*Exercise instructions*:
If a line of the material contains "eFiling", copy it.

|---|

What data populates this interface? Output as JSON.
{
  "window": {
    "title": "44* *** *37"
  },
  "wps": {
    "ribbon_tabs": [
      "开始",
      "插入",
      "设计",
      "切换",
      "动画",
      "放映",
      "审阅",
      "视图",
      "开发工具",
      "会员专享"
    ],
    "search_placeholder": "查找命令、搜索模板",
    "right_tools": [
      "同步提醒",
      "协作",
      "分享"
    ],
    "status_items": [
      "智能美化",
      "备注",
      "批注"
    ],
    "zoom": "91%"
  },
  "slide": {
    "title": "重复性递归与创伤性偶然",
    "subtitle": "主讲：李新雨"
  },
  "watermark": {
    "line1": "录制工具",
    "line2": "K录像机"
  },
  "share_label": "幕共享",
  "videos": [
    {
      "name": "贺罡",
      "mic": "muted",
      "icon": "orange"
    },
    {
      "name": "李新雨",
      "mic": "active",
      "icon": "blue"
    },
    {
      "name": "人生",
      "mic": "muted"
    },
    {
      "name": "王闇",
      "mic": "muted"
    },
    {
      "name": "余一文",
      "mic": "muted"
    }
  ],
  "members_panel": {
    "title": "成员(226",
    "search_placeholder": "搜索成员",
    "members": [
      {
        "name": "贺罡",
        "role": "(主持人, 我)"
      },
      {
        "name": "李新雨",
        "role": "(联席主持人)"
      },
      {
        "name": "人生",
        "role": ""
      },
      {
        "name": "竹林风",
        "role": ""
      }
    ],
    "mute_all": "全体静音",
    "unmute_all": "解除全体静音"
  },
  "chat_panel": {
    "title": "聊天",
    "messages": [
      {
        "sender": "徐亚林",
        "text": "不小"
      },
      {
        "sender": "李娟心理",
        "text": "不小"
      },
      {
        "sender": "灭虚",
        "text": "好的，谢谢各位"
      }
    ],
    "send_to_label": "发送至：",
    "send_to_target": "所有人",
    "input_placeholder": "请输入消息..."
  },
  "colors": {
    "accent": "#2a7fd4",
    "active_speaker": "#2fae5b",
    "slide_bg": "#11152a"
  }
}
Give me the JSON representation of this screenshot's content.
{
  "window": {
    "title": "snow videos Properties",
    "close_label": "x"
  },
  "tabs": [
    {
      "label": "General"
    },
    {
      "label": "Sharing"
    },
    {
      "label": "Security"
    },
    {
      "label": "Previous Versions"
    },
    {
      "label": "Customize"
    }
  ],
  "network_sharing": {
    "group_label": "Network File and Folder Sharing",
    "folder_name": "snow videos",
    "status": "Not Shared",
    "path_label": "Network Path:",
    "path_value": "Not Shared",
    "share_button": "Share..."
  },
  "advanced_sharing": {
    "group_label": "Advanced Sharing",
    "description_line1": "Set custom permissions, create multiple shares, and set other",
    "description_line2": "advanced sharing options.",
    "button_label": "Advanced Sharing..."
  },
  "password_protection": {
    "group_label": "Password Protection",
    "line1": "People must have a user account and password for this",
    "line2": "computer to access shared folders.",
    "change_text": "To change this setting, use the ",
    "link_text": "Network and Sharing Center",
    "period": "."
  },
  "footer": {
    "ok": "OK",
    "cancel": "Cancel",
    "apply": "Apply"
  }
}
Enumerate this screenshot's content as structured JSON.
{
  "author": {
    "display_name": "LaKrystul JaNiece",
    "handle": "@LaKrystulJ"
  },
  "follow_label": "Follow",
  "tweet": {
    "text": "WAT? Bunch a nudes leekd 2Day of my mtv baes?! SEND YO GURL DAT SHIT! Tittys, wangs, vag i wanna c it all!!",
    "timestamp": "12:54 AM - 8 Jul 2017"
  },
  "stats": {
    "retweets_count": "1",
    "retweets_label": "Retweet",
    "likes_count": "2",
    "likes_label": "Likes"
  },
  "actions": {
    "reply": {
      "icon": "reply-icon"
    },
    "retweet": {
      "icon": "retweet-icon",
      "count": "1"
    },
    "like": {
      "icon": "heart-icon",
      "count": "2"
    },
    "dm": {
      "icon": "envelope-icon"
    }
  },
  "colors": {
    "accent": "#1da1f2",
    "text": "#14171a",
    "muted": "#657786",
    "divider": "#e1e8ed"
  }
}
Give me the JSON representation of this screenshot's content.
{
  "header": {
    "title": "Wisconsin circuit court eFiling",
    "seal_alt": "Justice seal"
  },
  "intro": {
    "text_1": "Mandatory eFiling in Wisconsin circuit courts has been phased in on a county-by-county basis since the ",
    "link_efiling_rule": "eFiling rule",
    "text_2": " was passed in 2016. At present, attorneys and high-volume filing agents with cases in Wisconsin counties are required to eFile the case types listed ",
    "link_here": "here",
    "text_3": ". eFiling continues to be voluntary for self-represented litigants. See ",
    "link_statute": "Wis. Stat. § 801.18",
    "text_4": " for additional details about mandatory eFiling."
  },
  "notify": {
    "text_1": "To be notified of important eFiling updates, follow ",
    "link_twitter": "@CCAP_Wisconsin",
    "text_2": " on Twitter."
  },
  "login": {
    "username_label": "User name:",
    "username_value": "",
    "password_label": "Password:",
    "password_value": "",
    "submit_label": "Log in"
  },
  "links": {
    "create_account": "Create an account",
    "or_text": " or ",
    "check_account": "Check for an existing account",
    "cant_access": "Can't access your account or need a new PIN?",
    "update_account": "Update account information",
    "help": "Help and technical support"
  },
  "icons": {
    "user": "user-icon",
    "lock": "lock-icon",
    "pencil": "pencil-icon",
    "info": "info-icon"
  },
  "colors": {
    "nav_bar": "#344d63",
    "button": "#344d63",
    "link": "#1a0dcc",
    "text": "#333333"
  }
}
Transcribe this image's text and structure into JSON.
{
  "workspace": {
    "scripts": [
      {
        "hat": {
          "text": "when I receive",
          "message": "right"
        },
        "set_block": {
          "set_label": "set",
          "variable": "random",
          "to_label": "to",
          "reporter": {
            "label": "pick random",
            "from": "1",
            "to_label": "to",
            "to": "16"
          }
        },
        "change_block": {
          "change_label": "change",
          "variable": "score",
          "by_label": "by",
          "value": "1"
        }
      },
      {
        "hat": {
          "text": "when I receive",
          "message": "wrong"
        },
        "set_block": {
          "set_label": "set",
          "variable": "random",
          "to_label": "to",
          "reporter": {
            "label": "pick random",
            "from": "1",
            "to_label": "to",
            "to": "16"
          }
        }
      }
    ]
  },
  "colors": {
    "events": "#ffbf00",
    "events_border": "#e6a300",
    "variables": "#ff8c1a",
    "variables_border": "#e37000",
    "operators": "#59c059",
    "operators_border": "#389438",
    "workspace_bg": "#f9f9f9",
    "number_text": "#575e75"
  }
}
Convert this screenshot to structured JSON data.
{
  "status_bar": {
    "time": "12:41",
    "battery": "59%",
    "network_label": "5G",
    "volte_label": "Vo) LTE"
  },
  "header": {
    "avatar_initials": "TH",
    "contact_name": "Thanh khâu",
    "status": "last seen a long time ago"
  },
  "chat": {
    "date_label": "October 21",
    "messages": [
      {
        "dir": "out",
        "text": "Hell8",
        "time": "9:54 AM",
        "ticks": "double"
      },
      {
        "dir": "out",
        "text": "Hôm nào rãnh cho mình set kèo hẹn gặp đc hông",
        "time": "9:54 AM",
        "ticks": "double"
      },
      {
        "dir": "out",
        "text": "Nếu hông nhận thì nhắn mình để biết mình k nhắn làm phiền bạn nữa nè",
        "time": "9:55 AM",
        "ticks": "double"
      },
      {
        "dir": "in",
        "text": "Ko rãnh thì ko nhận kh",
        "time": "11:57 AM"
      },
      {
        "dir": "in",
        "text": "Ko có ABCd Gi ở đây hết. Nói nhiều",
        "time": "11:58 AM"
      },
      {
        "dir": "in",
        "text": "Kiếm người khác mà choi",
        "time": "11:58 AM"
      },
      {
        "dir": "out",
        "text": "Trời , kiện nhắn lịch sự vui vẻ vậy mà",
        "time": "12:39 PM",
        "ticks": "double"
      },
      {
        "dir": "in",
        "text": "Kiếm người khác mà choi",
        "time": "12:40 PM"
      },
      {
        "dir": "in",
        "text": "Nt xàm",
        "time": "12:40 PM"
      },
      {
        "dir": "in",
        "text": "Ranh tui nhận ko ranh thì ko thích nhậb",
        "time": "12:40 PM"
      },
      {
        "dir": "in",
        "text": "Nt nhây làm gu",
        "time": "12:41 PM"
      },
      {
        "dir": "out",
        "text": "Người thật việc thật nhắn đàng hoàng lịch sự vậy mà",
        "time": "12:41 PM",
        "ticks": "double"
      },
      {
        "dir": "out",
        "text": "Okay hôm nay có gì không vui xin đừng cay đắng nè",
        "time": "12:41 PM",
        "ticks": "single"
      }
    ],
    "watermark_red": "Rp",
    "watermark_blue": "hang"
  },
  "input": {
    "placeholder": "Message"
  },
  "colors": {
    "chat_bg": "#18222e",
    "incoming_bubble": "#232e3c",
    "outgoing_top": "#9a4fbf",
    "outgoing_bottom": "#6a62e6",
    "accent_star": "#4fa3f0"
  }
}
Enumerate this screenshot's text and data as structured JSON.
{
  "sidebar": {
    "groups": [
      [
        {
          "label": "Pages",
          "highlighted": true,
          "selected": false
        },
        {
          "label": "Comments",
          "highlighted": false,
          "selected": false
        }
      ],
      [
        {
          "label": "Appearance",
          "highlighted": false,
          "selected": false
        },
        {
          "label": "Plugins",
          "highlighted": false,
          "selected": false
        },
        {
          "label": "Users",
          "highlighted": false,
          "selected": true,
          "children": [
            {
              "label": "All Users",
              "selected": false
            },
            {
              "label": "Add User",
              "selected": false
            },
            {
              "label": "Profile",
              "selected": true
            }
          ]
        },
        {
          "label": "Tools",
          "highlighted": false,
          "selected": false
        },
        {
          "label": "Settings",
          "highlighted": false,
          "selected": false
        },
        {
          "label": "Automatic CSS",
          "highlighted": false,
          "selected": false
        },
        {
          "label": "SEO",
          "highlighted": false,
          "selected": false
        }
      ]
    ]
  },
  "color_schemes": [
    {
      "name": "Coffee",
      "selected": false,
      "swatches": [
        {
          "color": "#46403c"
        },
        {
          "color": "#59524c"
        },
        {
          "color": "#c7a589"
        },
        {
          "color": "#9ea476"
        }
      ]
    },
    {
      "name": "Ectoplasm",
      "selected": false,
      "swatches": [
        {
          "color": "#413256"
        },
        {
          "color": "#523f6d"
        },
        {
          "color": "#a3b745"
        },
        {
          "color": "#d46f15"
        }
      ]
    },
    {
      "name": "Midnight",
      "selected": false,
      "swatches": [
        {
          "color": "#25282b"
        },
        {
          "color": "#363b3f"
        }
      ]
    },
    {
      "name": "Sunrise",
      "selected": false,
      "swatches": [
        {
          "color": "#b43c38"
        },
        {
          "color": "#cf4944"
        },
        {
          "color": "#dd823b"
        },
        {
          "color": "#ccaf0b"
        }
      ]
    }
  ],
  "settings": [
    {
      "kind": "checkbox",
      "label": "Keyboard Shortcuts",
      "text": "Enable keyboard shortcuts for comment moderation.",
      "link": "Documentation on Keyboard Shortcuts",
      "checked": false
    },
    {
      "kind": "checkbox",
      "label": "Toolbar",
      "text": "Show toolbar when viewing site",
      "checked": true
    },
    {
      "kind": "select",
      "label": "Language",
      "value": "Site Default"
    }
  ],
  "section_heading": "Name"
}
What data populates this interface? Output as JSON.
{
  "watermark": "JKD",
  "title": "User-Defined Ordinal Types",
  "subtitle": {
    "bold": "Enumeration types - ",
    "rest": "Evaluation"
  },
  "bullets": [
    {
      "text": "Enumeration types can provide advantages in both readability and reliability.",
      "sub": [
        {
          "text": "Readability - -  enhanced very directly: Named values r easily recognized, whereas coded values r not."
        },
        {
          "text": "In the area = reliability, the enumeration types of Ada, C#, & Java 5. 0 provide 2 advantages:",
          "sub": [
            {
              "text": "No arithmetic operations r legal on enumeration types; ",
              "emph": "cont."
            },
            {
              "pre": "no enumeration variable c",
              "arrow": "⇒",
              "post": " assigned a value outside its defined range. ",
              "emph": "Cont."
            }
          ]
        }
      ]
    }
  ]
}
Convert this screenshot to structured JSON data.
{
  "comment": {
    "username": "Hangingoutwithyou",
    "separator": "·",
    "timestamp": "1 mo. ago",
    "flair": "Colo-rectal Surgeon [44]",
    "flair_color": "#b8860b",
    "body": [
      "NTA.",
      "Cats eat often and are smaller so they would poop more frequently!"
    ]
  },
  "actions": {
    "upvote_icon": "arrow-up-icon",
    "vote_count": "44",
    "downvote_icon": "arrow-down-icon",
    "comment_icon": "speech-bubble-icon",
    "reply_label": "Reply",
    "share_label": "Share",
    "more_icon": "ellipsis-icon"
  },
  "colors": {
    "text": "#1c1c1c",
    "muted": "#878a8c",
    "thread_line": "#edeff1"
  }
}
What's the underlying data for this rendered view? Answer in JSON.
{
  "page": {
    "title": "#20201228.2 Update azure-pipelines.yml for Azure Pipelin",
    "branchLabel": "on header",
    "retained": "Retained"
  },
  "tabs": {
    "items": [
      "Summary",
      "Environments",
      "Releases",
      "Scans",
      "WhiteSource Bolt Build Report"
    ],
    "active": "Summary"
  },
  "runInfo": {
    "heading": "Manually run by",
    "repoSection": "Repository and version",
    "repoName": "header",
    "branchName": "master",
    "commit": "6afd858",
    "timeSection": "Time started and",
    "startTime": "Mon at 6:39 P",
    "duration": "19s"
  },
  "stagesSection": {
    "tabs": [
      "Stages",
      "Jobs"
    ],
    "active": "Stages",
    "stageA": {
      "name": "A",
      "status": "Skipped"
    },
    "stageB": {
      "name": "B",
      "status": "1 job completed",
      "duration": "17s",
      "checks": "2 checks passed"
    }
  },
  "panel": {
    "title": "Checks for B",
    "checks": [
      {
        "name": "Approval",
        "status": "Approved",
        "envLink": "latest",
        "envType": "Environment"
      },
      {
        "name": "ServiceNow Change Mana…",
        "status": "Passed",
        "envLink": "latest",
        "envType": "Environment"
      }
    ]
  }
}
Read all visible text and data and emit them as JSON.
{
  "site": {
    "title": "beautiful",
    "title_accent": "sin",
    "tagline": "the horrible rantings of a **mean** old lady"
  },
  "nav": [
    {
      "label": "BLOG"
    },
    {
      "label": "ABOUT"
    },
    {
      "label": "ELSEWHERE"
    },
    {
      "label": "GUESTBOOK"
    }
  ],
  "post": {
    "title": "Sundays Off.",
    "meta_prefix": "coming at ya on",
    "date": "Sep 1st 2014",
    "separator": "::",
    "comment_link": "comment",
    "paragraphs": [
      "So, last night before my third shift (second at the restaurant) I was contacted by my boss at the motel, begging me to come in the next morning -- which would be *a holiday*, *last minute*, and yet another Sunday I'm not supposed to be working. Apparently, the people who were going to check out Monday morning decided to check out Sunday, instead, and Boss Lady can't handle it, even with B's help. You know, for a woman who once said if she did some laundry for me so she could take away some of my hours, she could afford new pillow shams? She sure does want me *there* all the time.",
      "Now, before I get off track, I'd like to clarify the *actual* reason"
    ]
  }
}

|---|

*Completed task*:
    "title": "Wisconsin circuit court eFiling",
    "text_1": "Mandatory eFiling in Wisconsin circuit courts has been phased in on a county-by-county basis since the ",
    "link_efiling_rule": "eFiling rule",
    "text_3": ". eFiling continues to be voluntary for self-represented litigants. See ",
    "text_4": " for additional details about mandatory eFiling."
    "text_1": "To be notified of important eFiling updates, follow ",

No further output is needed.